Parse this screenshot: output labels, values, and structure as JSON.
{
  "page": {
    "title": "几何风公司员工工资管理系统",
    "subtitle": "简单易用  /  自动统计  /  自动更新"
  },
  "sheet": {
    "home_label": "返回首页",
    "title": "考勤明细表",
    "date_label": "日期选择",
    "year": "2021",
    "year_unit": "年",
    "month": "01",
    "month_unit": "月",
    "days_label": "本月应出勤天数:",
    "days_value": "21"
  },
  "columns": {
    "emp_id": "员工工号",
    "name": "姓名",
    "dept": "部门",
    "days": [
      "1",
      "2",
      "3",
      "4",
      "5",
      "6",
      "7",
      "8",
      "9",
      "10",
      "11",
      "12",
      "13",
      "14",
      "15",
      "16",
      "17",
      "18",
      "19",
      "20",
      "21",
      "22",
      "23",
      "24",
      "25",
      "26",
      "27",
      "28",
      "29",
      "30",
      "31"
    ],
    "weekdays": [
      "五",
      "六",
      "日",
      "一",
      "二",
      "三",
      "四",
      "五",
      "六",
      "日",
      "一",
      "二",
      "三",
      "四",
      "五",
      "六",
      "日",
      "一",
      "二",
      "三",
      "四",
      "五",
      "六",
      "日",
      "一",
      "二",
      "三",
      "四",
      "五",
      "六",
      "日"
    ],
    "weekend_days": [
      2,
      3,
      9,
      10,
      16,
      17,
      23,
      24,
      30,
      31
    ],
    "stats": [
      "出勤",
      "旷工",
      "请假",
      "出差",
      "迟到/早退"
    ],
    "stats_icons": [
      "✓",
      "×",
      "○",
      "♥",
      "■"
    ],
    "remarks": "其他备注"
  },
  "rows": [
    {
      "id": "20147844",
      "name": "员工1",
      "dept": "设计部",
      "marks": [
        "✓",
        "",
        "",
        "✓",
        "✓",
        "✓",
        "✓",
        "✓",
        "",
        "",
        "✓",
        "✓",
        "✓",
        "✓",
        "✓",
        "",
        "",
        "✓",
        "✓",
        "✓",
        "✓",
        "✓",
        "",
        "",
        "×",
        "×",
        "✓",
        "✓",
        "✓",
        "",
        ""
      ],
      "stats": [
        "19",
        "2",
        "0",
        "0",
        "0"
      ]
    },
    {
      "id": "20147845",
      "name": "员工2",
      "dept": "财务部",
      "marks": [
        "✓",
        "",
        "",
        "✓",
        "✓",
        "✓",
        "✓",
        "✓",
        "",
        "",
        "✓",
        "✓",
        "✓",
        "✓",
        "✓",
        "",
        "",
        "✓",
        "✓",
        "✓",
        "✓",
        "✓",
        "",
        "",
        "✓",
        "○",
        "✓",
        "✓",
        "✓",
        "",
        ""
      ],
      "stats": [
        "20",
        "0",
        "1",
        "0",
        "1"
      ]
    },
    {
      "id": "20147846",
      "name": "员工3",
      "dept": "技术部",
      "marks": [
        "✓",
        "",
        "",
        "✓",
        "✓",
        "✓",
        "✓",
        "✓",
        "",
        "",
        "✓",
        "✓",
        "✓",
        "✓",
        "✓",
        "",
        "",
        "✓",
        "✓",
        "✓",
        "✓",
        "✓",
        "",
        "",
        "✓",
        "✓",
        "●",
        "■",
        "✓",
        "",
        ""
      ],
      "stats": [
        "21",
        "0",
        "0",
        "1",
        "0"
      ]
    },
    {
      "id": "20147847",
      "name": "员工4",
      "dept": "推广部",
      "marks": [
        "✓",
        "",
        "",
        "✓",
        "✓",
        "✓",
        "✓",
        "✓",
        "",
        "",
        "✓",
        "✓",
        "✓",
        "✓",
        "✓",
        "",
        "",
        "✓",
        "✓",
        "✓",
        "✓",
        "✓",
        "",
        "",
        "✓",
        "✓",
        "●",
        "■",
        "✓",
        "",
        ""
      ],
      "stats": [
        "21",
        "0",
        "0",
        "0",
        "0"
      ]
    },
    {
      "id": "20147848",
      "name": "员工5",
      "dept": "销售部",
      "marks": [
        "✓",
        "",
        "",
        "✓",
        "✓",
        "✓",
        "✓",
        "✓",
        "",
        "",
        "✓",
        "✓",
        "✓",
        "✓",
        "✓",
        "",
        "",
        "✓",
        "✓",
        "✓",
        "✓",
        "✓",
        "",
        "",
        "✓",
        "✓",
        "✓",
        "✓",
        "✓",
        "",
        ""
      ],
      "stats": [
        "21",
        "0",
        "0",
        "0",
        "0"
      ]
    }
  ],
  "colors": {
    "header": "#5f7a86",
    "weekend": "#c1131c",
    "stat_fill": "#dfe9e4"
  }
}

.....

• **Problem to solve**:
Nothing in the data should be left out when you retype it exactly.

• **Response below**:
Parse this screenshot: output labels, values, and structure as JSON.
{
  "page": {
    "title": "几何风公司员工工资管理系统",
    "subtitle": "简单易用  /  自动统计  /  自动更新"
  },
  "sheet": {
    "home_label": "返回首页",
    "title": "考勤明细表",
    "date_label": "日期选择",
    "year": "2021",
    "year_unit": "年",
    "month": "01",
    "month_unit": "月",
    "days_label": "本月应出勤天数:",
    "days_value": "21"
  },
  "columns": {
    "emp_id": "员工工号",
    "name": "姓名",
    "dept": "部门",
    "days": [
      "1",
      "2",
      "3",
      "4",
      "5",
      "6",
      "7",
      "8",
      "9",
      "10",
      "11",
      "12",
      "13",
      "14",
      "15",
      "16",
      "17",
      "18",
      "19",
      "20",
      "21",
      "22",
      "23",
      "24",
      "25",
      "26",
      "27",
      "28",
      "29",
      "30",
      "31"
    ],
    "weekdays": [
      "五",
      "六",
      "日",
      "一",
      "二",
      "三",
      "四",
      "五",
      "六",
      "日",
      "一",
      "二",
      "三",
      "四",
      "五",
      "六",
      "日",
      "一",
      "二",
      "三",
      "四",
      "五",
      "六",
      "日",
      "一",
      "二",
      "三",
      "四",
      "五",
      "六",
      "日"
    ],
    "weekend_days": [
      2,
      3,
      9,
      10,
      16,
      17,
      23,
      24,
      30,
      31
    ],
    "stats": [
      "出勤",
      "旷工",
      "请假",
      "出差",
      "迟到/早退"
    ],
    "stats_icons": [
      "✓",
      "×",
      "○",
      "♥",
      "■"
    ],
    "remarks": "其他备注"
  },
  "rows": [
    {
      "id": "20147844",
      "name": "员工1",
      "dept": "设计部",
      "marks": [
        "✓",
        "",
        "",
        "✓",
        "✓",
        "✓",
        "✓",
        "✓",
        "",
        "",
        "✓",
        "✓",
        "✓",
        "✓",
        "✓",
        "",
        "",
        "✓",
        "✓",
        "✓",
        "✓",
        "✓",
        "",
        "",
        "×",
        "×",
        "✓",
        "✓",
        "✓",
        "",
        ""
      ],
      "stats": [
        "19",
        "2",
        "0",
        "0",
        "0"
      ]
    },
    {
      "id": "20147845",
      "name": "员工2",
      "dept": "财务部",
      "marks": [
        "✓",
        "",
        "",
        "✓",
        "✓",
        "✓",
        "✓",
        "✓",
        "",
        "",
        "✓",
        "✓",
        "✓",
        "✓",
        "✓",
        "",
        "",
        "✓",
        "✓",
        "✓",
        "✓",
        "✓",
        "",
        "",
        "✓",
        "○",
        "✓",
        "✓",
        "✓",
        "",
        ""
      ],
      "stats": [
        "20",
        "0",
        "1",
        "0",
        "1"
      ]
    },
    {
      "id": "20147846",
      "name": "员工3",
      "dept": "技术部",
      "marks": [
        "✓",
        "",
        "",
        "✓",
        "✓",
        "✓",
        "✓",
        "✓",
        "",
        "",
        "✓",
        "✓",
        "✓",
        "✓",
        "✓",
        "",
        "",
        "✓",
        "✓",
        "✓",
        "✓",
        "✓",
        "",
        "",
        "✓",
        "✓",
        "●",
        "■",
        "✓",
        "",
        ""
      ],
      "stats": [
        "21",
        "0",
        "0",
        "1",
        "0"
      ]
    },
    {
      "id": "20147847",
      "name": "员工4",
      "dept": "推广部",
      "marks": [
        "✓",
        "",
        "",
        "✓",
        "✓",
        "✓",
        "✓",
        "✓",
        "",
        "",
        "✓",
        "✓",
        "✓",
        "✓",
        "✓",
        "",
        "",
        "✓",
        "✓",
        "✓",
        "✓",
        "✓",
        "",
        "",
        "✓",
        "✓",
        "●",
        "■",
        "✓",
        "",
        ""
      ],
      "stats": [
        "21",
        "0",
        "0",
        "0",
        "0"
      ]
    },
    {
      "id": "20147848",
      "name": "员工5",
      "dept": "销售部",
      "marks": [
        "✓",
        "",
        "",
        "✓",
        "✓",
        "✓",
        "✓",
        "✓",
        "",
        "",
        "✓",
        "✓",
        "✓",
        "✓",
        "✓",
        "",
        "",
        "✓",
        "✓",
        "✓",
        "✓",
        "✓",
        "",
        "",
        "✓",
        "✓",
        "✓",
        "✓",
        "✓",
        "",
        ""
      ],
      "stats": [
        "21",
        "0",
        "0",
        "0",
        "0"
      ]
    }
  ],
  "colors": {
    "header": "#5f7a86",
    "weekend": "#c1131c",
    "stat_fill": "#dfe9e4"
  }
}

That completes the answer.